Your objective: Set down the entries below exactly; drop the pictures.

** Input data follows **

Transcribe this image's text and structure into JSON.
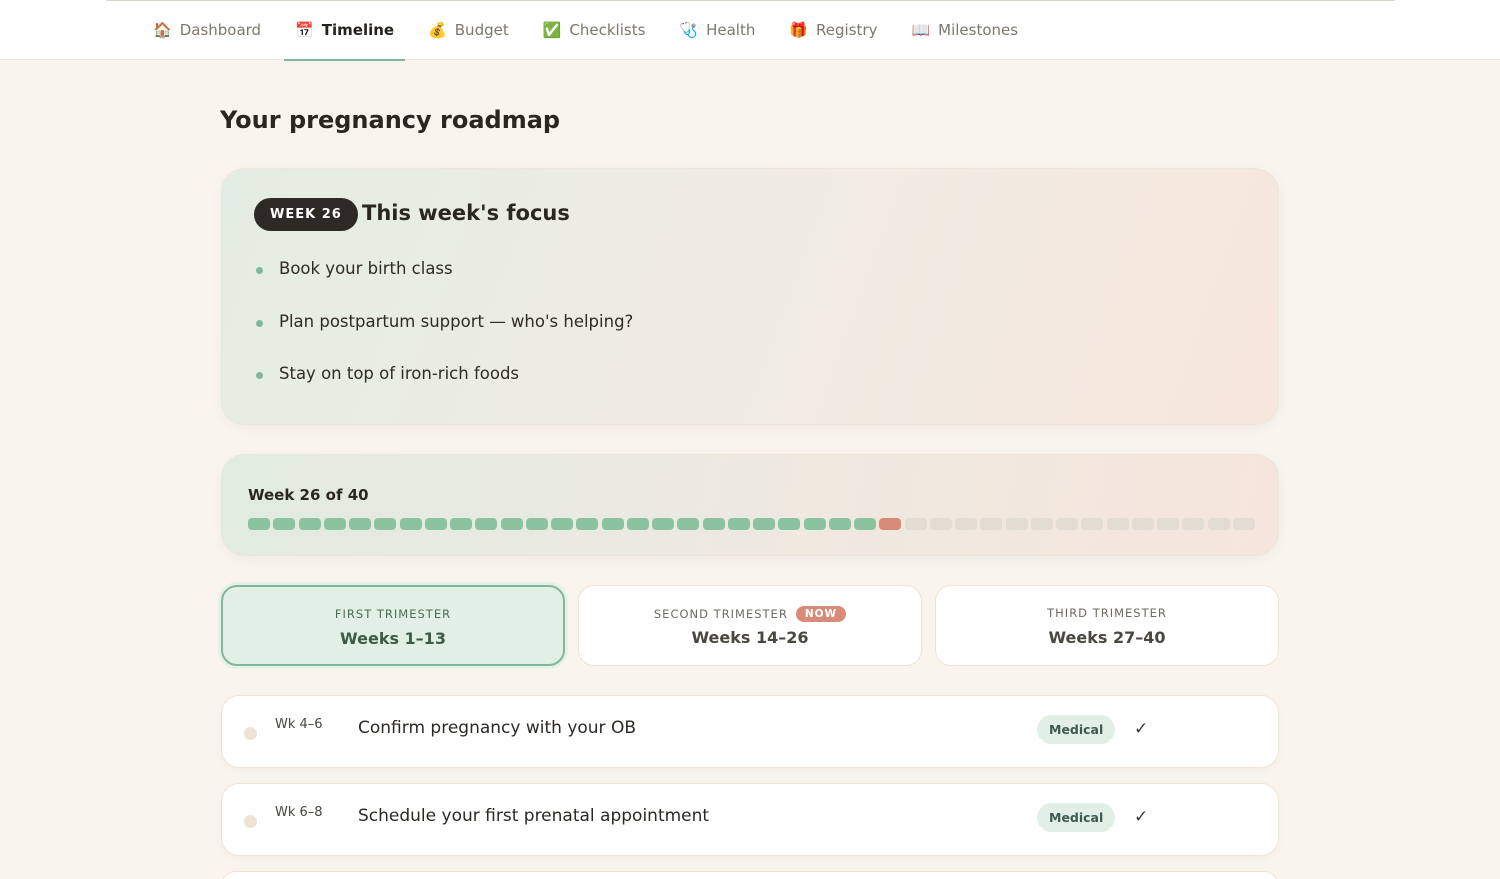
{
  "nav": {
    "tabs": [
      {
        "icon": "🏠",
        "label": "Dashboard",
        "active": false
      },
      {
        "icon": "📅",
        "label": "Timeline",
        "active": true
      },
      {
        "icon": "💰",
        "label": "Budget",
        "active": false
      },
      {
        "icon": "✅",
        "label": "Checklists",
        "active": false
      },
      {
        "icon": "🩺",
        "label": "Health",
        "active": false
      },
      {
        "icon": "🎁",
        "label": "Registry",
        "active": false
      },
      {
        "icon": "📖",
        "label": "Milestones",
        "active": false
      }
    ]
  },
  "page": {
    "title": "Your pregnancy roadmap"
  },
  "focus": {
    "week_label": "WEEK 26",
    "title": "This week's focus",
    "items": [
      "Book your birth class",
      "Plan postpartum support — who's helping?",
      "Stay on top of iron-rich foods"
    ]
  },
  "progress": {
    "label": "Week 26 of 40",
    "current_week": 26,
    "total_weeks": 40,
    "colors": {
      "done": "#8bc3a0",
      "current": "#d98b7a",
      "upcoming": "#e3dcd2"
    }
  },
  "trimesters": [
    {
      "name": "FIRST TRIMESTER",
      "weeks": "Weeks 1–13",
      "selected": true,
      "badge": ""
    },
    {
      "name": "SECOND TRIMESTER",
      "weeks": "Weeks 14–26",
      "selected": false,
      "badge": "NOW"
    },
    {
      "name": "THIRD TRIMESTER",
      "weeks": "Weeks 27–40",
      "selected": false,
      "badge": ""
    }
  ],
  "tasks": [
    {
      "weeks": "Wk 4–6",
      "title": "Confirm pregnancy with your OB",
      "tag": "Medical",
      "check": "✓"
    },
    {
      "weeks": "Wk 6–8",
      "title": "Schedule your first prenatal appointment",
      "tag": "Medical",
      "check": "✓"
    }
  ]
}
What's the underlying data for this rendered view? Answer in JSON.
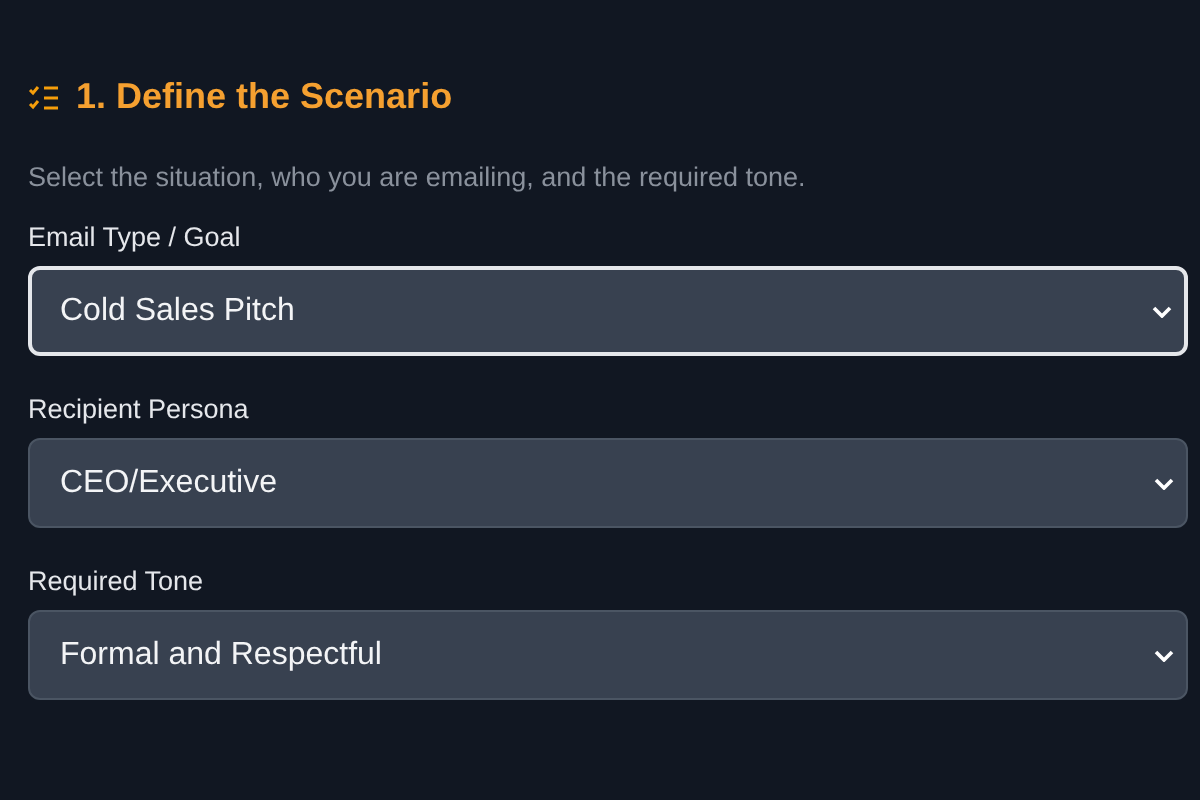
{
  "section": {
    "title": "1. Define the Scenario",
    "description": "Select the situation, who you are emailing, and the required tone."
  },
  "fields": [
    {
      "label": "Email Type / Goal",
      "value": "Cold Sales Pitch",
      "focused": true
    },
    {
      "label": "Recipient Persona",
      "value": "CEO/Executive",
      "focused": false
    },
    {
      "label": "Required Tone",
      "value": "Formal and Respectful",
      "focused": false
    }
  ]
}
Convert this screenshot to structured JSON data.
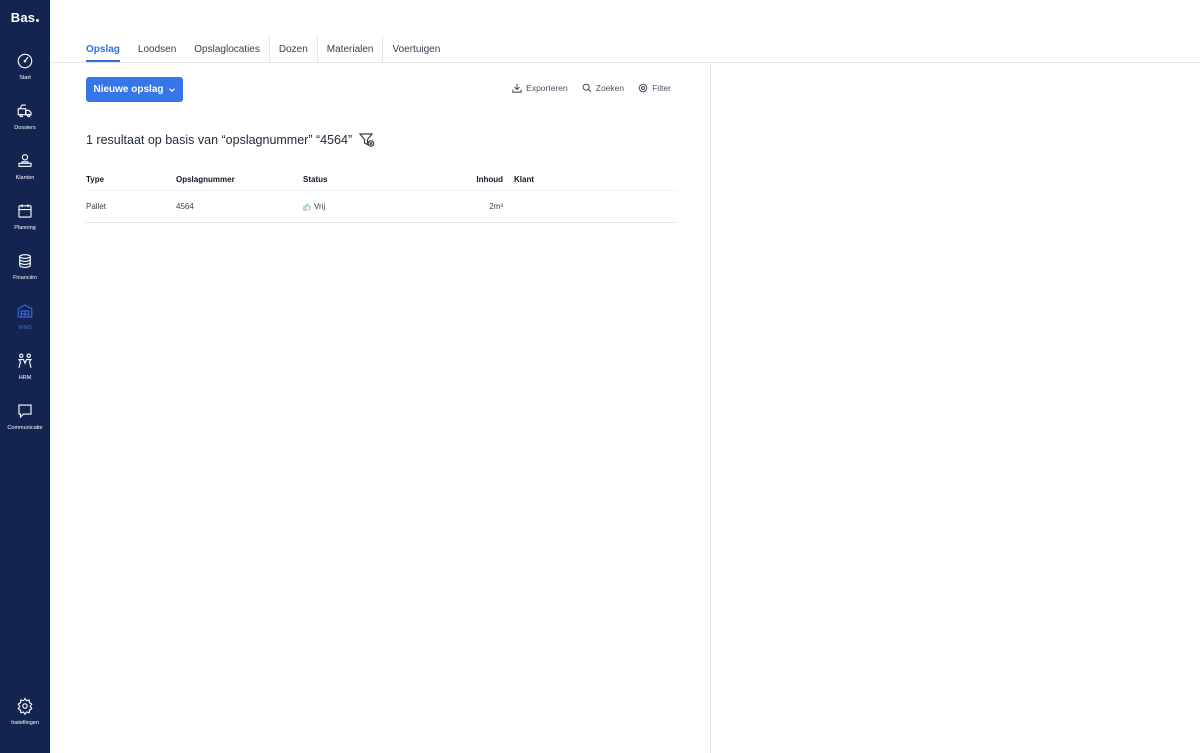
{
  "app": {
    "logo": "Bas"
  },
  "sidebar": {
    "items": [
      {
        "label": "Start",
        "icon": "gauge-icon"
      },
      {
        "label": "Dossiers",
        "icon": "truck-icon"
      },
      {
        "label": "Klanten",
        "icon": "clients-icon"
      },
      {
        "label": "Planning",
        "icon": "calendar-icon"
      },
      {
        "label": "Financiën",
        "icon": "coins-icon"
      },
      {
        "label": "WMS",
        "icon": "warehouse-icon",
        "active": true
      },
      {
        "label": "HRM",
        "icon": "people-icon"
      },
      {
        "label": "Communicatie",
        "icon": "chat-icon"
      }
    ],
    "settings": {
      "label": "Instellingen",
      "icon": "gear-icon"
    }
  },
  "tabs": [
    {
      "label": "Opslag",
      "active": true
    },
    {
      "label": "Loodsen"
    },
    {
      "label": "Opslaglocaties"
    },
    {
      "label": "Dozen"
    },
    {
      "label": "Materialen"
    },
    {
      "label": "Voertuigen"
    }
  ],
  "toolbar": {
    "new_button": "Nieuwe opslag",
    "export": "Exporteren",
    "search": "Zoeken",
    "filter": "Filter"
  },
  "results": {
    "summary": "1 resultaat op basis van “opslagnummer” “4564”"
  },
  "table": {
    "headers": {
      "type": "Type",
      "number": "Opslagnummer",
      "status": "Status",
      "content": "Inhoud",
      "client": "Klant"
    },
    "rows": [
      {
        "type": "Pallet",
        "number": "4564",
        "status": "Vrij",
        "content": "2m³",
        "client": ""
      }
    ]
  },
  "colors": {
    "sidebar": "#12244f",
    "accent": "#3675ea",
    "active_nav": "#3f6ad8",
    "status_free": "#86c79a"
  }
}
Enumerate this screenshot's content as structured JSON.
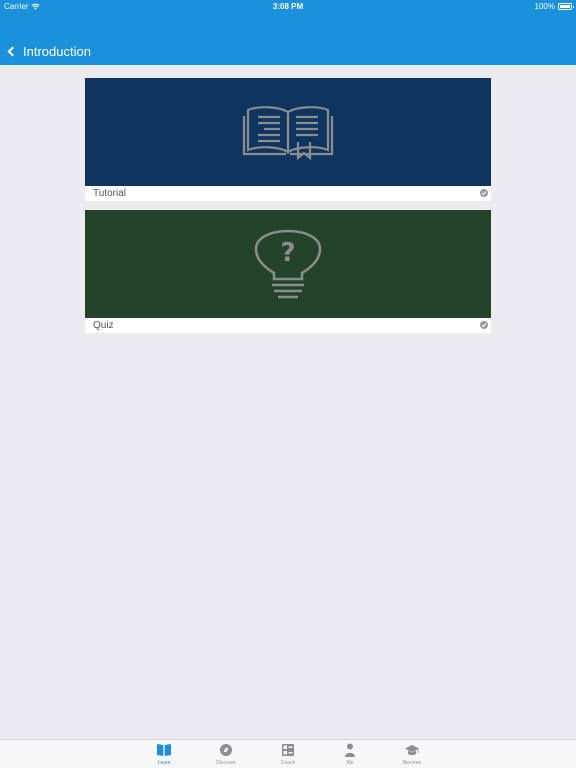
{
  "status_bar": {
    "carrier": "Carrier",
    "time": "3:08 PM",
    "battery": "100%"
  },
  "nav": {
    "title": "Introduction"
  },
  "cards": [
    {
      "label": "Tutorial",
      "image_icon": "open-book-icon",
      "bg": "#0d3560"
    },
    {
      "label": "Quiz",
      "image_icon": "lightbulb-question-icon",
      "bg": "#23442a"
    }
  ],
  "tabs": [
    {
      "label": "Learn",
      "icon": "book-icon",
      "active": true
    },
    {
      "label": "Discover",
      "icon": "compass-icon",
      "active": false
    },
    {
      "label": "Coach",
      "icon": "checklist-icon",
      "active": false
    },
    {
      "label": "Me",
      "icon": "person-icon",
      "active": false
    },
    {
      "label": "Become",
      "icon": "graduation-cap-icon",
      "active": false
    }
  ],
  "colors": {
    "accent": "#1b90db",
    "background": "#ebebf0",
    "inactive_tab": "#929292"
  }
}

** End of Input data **

Response to this exercise:
Transcribe this image's text and structure into JSON.
{
  "nav": {
    "tabs": [
      {
        "icon": "🏠",
        "label": "Dashboard",
        "active": false
      },
      {
        "icon": "📅",
        "label": "Timeline",
        "active": true
      },
      {
        "icon": "💰",
        "label": "Budget",
        "active": false
      },
      {
        "icon": "✅",
        "label": "Checklists",
        "active": false
      },
      {
        "icon": "🩺",
        "label": "Health",
        "active": false
      },
      {
        "icon": "🎁",
        "label": "Registry",
        "active": false
      },
      {
        "icon": "📖",
        "label": "Milestones",
        "active": false
      }
    ]
  },
  "page": {
    "title": "Your pregnancy roadmap"
  },
  "focus": {
    "week_label": "WEEK 26",
    "title": "This week's focus",
    "items": [
      "Book your birth class",
      "Plan postpartum support — who's helping?",
      "Stay on top of iron-rich foods"
    ]
  },
  "progress": {
    "label": "Week 26 of 40",
    "current_week": 26,
    "total_weeks": 40,
    "colors": {
      "done": "#8bc3a0",
      "current": "#d98b7a",
      "upcoming": "#e3dcd2"
    }
  },
  "trimesters": [
    {
      "name": "FIRST TRIMESTER",
      "weeks": "Weeks 1–13",
      "selected": true,
      "badge": ""
    },
    {
      "name": "SECOND TRIMESTER",
      "weeks": "Weeks 14–26",
      "selected": false,
      "badge": "NOW"
    },
    {
      "name": "THIRD TRIMESTER",
      "weeks": "Weeks 27–40",
      "selected": false,
      "badge": ""
    }
  ],
  "tasks": [
    {
      "weeks": "Wk 4–6",
      "title": "Confirm pregnancy with your OB",
      "tag": "Medical",
      "check": "✓"
    },
    {
      "weeks": "Wk 6–8",
      "title": "Schedule your first prenatal appointment",
      "tag": "Medical",
      "check": "✓"
    }
  ]
}
What's the underlying data for this rendered view? Answer in JSON.
{
  "section": {
    "title": "1. Define the Scenario",
    "description": "Select the situation, who you are emailing, and the required tone."
  },
  "fields": [
    {
      "label": "Email Type / Goal",
      "value": "Cold Sales Pitch",
      "focused": true
    },
    {
      "label": "Recipient Persona",
      "value": "CEO/Executive",
      "focused": false
    },
    {
      "label": "Required Tone",
      "value": "Formal and Respectful",
      "focused": false
    }
  ]
}
Convert this screenshot to structured JSON data.
{
  "app": {
    "logo": "Bas"
  },
  "sidebar": {
    "items": [
      {
        "label": "Start",
        "icon": "gauge-icon"
      },
      {
        "label": "Dossiers",
        "icon": "truck-icon"
      },
      {
        "label": "Klanten",
        "icon": "clients-icon"
      },
      {
        "label": "Planning",
        "icon": "calendar-icon"
      },
      {
        "label": "Financiën",
        "icon": "coins-icon"
      },
      {
        "label": "WMS",
        "icon": "warehouse-icon",
        "active": true
      },
      {
        "label": "HRM",
        "icon": "people-icon"
      },
      {
        "label": "Communicatie",
        "icon": "chat-icon"
      }
    ],
    "settings": {
      "label": "Instellingen",
      "icon": "gear-icon"
    }
  },
  "tabs": [
    {
      "label": "Opslag",
      "active": true
    },
    {
      "label": "Loodsen"
    },
    {
      "label": "Opslaglocaties"
    },
    {
      "label": "Dozen"
    },
    {
      "label": "Materialen"
    },
    {
      "label": "Voertuigen"
    }
  ],
  "toolbar": {
    "new_button": "Nieuwe opslag",
    "export": "Exporteren",
    "search": "Zoeken",
    "filter": "Filter"
  },
  "results": {
    "summary": "1 resultaat op basis van “opslagnummer” “4564”"
  },
  "table": {
    "headers": {
      "type": "Type",
      "number": "Opslagnummer",
      "status": "Status",
      "content": "Inhoud",
      "client": "Klant"
    },
    "rows": [
      {
        "type": "Pallet",
        "number": "4564",
        "status": "Vrij",
        "content": "2m³",
        "client": ""
      }
    ]
  },
  "colors": {
    "sidebar": "#12244f",
    "accent": "#3675ea",
    "active_nav": "#3f6ad8",
    "status_free": "#86c79a"
  }
}
Enumerate this screenshot's content as structured JSON.
{
  "status_bar": {
    "carrier": "Carrier",
    "time": "3:08 PM",
    "battery": "100%"
  },
  "nav": {
    "title": "Introduction"
  },
  "cards": [
    {
      "label": "Tutorial",
      "image_icon": "open-book-icon",
      "bg": "#0d3560"
    },
    {
      "label": "Quiz",
      "image_icon": "lightbulb-question-icon",
      "bg": "#23442a"
    }
  ],
  "tabs": [
    {
      "label": "Learn",
      "icon": "book-icon",
      "active": true
    },
    {
      "label": "Discover",
      "icon": "compass-icon",
      "active": false
    },
    {
      "label": "Coach",
      "icon": "checklist-icon",
      "active": false
    },
    {
      "label": "Me",
      "icon": "person-icon",
      "active": false
    },
    {
      "label": "Become",
      "icon": "graduation-cap-icon",
      "active": false
    }
  ],
  "colors": {
    "accent": "#1b90db",
    "background": "#ebebf0",
    "inactive_tab": "#929292"
  }
}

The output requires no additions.